■ WORK INSTRUCTIONS:
Whenever a line in the data holds the string "this", copy that line.

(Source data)
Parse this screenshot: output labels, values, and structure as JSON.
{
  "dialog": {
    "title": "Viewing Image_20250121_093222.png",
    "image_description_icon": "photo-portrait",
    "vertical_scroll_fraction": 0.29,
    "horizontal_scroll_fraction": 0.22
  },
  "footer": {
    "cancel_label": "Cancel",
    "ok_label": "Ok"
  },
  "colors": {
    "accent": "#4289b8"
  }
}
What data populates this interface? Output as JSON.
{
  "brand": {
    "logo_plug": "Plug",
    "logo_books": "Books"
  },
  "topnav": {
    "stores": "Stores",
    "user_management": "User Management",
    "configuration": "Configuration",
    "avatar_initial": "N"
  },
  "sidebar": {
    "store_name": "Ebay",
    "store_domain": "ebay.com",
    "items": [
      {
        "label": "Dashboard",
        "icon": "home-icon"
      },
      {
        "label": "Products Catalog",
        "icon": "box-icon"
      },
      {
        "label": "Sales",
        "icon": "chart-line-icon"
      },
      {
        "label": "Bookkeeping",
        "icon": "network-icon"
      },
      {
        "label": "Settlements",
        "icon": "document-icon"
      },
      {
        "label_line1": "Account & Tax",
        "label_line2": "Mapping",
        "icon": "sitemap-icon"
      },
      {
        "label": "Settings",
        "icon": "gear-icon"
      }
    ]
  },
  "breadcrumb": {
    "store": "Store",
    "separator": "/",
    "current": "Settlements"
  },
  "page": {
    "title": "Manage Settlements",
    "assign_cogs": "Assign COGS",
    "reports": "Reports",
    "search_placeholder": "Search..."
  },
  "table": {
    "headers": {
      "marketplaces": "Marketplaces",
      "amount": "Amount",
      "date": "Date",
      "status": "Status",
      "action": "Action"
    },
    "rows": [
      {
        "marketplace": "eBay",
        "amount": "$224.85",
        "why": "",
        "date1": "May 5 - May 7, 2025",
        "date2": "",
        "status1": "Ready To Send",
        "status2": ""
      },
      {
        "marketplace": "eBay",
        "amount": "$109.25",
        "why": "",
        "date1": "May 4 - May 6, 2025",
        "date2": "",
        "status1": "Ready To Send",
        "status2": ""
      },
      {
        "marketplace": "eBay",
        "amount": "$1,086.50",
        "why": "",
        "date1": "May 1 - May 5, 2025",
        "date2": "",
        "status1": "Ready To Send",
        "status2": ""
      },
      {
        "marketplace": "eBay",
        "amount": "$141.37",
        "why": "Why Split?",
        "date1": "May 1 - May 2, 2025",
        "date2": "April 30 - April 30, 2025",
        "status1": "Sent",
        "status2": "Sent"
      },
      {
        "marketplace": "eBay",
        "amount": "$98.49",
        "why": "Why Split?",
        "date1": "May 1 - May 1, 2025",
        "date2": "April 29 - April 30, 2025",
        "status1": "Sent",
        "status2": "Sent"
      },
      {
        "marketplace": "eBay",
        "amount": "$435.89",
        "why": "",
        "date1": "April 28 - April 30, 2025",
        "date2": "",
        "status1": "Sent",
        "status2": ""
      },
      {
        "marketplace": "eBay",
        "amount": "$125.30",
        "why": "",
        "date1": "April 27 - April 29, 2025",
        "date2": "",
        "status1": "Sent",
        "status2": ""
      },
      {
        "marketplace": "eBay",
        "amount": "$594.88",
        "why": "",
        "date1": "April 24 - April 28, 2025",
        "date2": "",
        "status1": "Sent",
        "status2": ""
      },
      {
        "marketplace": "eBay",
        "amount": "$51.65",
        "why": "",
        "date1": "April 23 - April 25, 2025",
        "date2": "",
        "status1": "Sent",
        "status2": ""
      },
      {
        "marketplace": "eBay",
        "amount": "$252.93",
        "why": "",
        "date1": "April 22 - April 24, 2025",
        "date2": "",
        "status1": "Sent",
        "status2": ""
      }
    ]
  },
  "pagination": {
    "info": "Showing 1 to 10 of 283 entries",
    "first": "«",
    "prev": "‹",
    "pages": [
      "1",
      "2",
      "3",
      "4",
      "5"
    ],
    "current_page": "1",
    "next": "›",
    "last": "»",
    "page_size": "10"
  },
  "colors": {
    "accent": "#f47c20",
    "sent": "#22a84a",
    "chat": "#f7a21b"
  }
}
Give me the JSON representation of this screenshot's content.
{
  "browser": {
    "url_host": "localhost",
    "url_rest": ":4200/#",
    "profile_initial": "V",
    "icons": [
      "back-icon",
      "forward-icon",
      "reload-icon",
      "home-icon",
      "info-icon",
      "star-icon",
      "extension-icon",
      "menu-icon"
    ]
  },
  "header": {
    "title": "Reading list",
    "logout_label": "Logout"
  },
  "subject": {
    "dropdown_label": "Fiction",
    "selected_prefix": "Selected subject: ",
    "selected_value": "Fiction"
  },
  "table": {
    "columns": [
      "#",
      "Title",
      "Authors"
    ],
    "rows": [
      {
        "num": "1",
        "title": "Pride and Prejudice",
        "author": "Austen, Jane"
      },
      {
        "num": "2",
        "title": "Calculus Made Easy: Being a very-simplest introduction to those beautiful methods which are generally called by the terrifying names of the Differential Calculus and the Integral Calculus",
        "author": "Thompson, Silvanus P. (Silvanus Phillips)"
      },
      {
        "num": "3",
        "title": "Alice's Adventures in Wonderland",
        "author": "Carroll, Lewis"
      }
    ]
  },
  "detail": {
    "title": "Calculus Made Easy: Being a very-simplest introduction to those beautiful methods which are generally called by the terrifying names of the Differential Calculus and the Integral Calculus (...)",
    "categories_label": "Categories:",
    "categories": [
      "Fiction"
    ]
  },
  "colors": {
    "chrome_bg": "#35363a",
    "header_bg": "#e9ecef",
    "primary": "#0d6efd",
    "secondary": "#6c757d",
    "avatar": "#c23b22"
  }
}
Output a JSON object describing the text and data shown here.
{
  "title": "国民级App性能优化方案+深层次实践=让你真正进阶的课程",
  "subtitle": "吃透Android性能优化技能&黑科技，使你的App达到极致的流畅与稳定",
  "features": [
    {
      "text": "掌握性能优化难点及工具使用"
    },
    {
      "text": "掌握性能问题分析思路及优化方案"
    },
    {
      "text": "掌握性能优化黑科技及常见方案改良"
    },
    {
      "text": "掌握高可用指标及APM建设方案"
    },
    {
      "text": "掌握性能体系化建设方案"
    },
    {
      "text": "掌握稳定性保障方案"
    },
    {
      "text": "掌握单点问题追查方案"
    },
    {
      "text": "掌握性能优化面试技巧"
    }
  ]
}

■ ANSWER SPACE:
Parse this screenshot: output labels, values, and structure as JSON.
What data populates this interface? Output as JSON.
Give me the JSON representation of this screenshot's content.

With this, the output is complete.